» Your goal:
From the records, return each line that has the word "author" in it.

(Data listing begins)

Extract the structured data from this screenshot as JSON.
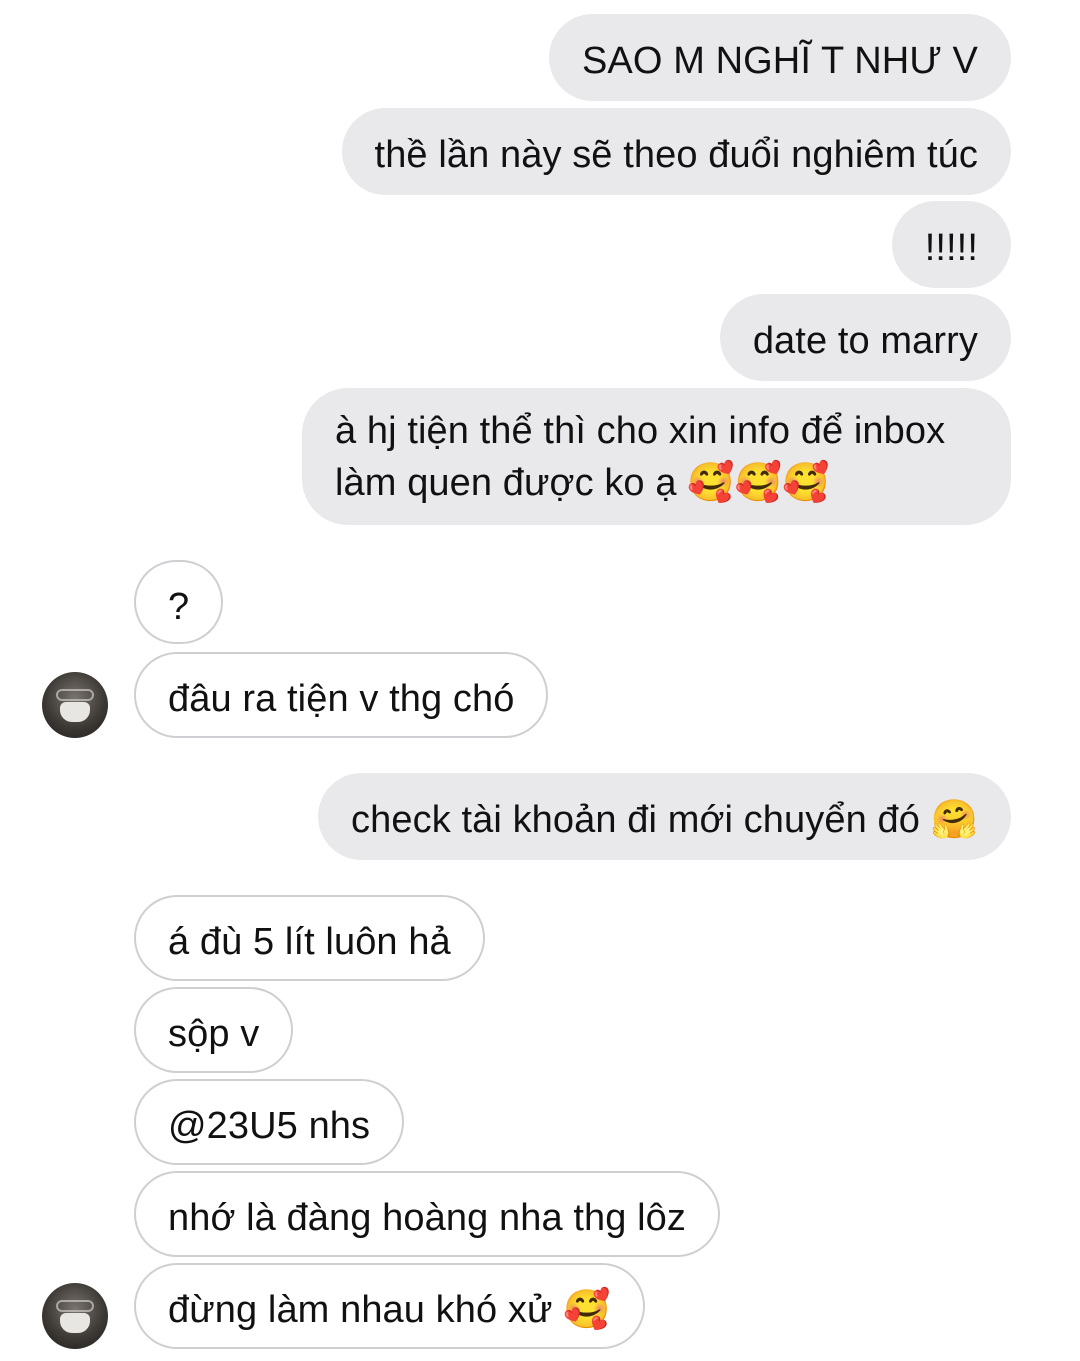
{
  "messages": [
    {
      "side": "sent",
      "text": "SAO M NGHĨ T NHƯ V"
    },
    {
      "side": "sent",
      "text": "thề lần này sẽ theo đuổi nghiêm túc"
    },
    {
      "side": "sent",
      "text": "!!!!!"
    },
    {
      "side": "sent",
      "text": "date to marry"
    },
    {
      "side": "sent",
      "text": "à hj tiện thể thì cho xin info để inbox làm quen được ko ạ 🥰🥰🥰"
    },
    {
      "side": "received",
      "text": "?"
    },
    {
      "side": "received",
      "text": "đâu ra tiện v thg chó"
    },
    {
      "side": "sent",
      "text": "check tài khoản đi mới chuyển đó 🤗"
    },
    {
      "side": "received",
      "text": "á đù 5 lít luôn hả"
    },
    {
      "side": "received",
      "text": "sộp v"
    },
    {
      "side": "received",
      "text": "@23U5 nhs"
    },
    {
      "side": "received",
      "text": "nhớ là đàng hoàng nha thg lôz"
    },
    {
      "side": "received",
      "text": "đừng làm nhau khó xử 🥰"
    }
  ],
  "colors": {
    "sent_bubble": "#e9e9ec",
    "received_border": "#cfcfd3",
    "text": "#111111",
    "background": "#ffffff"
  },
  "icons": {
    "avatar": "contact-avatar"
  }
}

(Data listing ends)
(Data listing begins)

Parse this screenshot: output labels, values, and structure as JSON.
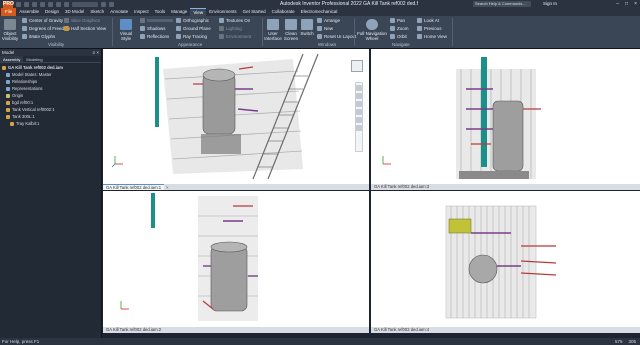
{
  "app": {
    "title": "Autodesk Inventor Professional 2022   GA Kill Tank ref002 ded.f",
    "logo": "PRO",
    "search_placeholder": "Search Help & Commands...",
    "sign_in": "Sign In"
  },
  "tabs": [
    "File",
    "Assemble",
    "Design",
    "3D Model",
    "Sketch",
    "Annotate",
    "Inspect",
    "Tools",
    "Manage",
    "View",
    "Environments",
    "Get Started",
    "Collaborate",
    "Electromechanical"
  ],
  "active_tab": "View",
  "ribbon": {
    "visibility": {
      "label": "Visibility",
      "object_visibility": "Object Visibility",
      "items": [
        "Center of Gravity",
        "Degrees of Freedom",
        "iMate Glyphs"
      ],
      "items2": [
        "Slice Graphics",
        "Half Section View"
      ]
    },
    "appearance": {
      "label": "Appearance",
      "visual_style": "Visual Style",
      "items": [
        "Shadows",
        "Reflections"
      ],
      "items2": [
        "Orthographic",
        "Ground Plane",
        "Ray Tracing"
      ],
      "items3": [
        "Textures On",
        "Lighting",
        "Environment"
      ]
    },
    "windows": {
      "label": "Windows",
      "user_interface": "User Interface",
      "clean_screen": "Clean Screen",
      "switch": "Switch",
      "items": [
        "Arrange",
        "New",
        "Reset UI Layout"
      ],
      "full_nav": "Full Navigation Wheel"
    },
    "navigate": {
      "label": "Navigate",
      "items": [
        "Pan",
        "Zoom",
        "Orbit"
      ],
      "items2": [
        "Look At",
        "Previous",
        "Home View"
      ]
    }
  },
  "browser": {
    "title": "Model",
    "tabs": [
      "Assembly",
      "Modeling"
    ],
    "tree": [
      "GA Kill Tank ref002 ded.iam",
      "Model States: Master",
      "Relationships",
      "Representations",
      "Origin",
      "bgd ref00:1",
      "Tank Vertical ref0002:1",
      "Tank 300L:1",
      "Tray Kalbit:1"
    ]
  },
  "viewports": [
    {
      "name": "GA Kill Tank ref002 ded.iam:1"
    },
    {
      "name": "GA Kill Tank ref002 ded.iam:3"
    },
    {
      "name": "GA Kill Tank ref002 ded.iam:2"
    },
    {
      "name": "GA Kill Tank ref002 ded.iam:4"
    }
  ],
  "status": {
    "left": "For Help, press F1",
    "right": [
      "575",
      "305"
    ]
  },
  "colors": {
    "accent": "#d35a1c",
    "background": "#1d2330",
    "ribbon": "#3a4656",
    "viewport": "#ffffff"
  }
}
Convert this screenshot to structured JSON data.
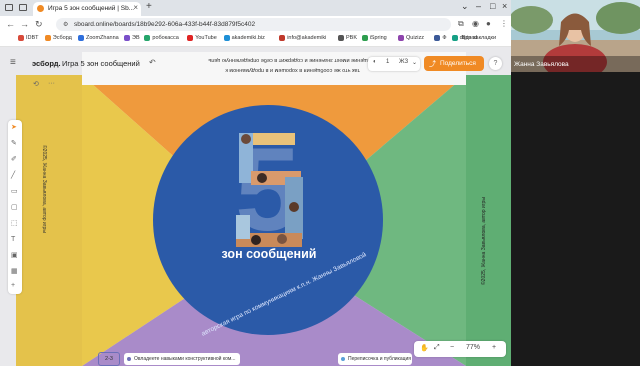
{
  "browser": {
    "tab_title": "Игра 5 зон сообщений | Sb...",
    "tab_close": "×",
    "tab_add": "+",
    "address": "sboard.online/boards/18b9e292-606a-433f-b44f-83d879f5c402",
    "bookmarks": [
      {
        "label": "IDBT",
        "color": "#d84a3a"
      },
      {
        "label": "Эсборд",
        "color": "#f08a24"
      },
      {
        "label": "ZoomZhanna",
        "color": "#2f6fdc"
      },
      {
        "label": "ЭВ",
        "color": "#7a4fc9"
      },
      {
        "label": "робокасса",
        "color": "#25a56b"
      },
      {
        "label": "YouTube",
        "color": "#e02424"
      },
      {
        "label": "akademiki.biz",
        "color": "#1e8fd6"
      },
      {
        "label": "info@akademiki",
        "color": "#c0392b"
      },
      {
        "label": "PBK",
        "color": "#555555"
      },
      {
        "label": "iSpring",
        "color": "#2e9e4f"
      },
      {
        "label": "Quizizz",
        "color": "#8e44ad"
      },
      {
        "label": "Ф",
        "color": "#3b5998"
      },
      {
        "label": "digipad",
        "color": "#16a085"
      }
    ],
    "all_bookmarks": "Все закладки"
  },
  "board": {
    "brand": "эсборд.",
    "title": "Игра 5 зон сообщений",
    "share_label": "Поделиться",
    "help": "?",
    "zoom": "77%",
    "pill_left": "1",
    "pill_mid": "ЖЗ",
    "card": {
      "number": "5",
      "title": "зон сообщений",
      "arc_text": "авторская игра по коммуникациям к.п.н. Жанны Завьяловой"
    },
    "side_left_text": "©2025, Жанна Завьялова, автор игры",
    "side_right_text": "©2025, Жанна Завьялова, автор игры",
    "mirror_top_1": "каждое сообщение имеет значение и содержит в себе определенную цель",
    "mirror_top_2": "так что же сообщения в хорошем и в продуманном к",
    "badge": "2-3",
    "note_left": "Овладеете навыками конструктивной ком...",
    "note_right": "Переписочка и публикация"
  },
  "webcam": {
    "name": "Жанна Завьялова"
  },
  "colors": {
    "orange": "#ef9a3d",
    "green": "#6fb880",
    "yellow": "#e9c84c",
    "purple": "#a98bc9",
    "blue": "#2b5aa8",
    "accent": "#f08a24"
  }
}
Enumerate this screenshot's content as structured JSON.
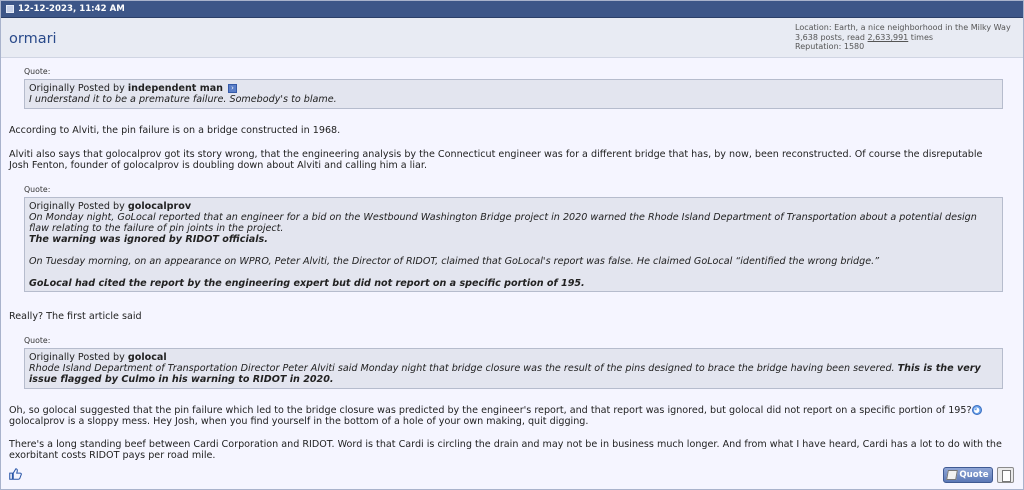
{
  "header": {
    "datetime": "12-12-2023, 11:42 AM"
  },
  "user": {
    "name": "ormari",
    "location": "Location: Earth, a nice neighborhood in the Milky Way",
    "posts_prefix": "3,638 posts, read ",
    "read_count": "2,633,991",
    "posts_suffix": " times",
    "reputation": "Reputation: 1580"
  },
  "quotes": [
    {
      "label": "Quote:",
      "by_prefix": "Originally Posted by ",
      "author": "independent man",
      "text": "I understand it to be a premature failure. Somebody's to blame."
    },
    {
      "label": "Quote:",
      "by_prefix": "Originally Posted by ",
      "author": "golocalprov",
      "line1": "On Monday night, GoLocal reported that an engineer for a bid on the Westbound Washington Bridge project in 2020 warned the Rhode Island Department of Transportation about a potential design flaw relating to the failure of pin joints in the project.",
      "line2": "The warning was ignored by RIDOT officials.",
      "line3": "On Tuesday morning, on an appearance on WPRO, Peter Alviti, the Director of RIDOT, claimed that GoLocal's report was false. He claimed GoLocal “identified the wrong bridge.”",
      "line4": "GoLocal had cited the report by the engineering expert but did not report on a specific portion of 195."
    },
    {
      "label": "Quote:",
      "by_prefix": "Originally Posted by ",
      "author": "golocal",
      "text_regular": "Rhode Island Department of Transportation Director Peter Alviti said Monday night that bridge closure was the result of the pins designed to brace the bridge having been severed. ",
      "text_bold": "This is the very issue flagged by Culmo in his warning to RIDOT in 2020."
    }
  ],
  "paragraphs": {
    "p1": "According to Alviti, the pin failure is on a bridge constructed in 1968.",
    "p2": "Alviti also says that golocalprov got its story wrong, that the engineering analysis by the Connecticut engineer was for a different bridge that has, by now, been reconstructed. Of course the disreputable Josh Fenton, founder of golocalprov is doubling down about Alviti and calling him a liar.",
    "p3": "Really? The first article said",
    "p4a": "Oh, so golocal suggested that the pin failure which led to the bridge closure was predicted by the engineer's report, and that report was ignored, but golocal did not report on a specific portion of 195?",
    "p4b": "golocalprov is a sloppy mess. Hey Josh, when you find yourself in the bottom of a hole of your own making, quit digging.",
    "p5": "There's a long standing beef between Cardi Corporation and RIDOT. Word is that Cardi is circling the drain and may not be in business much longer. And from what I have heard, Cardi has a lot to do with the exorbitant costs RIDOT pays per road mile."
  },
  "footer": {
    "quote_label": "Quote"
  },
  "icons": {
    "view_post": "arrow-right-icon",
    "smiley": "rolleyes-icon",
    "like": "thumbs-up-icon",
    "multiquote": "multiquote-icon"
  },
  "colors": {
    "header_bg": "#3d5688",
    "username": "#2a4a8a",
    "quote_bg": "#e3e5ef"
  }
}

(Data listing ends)

» Result of this exercise:
      "author": "independent man",
      "author": "golocalprov",
      "author": "golocal",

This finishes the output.